Putting Employment Issues Behind You

Can background checks be discriminatory?

On Behalf of | Jun 27, 2024 | Discrimination

Looking for a job can involve many steps, all necessary to determine if you are a good fit for the position. Typically, each employer has a unique hiring process to vet applicants and learn more about the role’s requirements. However, these procedures might include potentially discriminatory practices, including background checks.

Finding out more about a person before hiring them may seem reasonable upfront. These checks could involve reviewing criminal or medical histories, which can make sense if they are vital factors based on the job’s nature. Unfortunately, the problems often lie in how the employer conducts them.

When are they discriminatory?

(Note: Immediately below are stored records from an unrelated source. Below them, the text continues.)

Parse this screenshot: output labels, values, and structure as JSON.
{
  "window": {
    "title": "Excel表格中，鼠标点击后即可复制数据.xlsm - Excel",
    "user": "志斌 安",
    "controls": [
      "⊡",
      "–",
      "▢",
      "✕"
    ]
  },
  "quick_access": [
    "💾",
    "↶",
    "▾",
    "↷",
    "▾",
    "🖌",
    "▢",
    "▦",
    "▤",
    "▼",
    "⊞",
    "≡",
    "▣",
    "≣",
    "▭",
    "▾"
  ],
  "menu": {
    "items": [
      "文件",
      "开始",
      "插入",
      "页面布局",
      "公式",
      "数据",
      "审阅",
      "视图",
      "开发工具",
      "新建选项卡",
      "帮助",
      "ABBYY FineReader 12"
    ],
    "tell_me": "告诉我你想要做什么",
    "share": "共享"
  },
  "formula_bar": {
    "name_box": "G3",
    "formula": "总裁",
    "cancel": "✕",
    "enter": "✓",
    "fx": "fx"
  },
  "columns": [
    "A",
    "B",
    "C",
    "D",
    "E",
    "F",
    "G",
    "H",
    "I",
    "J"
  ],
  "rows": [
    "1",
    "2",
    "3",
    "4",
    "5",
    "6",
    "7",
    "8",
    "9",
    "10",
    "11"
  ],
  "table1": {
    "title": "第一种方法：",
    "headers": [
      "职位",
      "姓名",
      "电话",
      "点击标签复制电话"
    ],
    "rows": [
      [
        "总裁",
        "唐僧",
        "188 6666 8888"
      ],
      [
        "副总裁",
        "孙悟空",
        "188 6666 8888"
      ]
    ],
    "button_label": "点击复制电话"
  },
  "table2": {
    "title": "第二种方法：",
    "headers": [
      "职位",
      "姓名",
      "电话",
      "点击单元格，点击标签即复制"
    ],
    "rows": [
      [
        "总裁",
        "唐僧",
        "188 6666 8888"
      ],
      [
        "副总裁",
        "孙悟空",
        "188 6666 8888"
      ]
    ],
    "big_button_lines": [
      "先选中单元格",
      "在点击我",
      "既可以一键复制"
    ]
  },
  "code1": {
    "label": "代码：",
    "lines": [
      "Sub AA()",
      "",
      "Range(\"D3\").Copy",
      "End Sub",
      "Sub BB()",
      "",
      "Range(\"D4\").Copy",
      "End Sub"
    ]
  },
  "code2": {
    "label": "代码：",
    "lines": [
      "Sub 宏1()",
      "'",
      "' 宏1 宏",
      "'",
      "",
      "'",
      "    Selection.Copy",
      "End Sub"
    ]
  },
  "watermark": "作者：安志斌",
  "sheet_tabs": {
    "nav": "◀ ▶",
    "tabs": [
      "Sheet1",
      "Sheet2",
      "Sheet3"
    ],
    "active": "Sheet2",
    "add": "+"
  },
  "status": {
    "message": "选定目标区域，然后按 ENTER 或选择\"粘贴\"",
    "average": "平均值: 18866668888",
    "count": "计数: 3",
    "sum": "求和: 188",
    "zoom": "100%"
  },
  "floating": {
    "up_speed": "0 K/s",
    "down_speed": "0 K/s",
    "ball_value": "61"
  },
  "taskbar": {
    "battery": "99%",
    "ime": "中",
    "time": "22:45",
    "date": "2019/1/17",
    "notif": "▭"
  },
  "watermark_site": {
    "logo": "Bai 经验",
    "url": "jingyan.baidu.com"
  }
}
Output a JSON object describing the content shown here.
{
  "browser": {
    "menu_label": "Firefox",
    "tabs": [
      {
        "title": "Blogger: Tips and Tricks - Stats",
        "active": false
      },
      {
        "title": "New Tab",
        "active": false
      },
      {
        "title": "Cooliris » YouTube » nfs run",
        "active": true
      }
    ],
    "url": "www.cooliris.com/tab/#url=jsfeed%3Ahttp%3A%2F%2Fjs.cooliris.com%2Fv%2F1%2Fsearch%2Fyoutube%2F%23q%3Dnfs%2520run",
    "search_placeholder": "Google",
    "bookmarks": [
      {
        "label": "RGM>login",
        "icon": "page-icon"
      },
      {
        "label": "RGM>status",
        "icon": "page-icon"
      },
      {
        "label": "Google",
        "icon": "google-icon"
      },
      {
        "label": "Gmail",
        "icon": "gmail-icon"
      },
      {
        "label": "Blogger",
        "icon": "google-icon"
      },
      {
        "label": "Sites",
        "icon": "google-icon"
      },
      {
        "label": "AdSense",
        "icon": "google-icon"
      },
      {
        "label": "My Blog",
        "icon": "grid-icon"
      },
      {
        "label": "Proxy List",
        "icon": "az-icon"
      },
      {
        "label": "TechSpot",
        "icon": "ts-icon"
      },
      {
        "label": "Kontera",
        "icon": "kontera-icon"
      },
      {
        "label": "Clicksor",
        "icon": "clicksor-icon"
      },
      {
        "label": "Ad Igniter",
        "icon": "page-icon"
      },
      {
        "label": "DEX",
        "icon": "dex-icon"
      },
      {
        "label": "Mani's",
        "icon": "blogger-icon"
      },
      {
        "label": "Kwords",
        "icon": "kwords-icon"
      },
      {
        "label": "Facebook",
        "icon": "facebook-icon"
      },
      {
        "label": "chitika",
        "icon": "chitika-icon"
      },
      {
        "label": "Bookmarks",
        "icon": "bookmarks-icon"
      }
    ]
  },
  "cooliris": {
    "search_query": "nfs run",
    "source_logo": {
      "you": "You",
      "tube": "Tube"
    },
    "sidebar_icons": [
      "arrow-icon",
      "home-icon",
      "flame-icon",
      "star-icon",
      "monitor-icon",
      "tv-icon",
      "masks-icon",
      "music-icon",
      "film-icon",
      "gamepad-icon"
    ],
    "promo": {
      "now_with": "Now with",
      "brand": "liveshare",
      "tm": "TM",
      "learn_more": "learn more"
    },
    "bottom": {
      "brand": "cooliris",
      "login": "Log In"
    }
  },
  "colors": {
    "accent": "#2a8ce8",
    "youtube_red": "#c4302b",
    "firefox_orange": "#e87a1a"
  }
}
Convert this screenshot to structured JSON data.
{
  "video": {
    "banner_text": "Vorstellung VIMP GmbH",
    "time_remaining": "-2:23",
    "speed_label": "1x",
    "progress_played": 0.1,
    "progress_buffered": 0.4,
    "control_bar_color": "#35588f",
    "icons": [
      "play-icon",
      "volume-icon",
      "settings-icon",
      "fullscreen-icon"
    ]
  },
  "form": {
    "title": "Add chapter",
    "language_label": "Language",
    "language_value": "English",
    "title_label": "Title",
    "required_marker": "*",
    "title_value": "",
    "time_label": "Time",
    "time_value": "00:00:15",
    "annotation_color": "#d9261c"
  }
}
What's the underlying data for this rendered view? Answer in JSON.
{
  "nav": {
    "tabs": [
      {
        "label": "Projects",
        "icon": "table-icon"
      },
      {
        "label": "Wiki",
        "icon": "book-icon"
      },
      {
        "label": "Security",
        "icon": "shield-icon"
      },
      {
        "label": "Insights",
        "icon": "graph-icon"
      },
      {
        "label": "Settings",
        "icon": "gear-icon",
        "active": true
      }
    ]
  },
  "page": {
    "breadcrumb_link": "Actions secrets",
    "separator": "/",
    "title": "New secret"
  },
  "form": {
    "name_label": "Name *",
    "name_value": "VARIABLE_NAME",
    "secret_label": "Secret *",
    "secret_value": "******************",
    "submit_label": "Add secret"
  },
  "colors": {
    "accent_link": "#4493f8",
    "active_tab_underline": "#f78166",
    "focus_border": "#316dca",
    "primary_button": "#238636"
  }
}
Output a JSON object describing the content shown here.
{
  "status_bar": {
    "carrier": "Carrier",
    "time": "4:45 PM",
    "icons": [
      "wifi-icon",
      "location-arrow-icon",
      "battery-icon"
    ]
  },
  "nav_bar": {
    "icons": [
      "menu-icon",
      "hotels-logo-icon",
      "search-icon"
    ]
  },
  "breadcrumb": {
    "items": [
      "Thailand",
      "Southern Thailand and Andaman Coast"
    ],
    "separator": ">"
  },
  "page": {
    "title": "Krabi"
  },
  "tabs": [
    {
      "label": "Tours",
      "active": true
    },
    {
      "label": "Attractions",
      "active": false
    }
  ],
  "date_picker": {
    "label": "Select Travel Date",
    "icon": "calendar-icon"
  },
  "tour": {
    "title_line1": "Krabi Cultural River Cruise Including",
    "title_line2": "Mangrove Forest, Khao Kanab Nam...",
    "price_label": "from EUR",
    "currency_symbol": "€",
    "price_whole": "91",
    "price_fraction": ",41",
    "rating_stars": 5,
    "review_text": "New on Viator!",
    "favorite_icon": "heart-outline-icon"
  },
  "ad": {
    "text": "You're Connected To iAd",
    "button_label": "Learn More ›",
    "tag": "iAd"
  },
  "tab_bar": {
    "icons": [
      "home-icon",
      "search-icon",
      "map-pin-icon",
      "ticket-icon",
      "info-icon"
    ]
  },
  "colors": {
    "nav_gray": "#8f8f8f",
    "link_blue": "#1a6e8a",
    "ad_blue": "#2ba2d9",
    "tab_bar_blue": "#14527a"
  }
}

A background check can be helpful but can become discriminatory if an employer uses it as a basis for employment decisions despite considering the information irrelevant to the role. This practice can leave applicants at a disadvantage if they have qualities prone to bias and discrimination, such as their race, gender, age, religion and other protected characteristics.

For example, a background check could be a form of discrimination in the following situations:

  • It is only necessary for a specific group of applicants identified by race, religion, disability, gender, age or other information.
  • The details reviewed during the check have no relevance or importance to the job.
  • The employer used the check’s results to choose someone for the role using unrelated information as a basis.

The law has provisions protecting job seekers from these incidents. Generally, employment policies may consider a background check unlawful or unethical if conducted before making an official job offer. Other circumstances can impact the procedure’s validity, making employers prone to complaints or legal action if done improperly.

Understanding what makes an employment practice unlawful

If you suffered because of a discriminatory employment decision, consider seeking legal counsel immediately. Experienced advice can help determine whether the incident is illegal and seek appropriate ways to address the issue. Doing so can protect your rights as a workforce member and deter other employers from committing the same violation.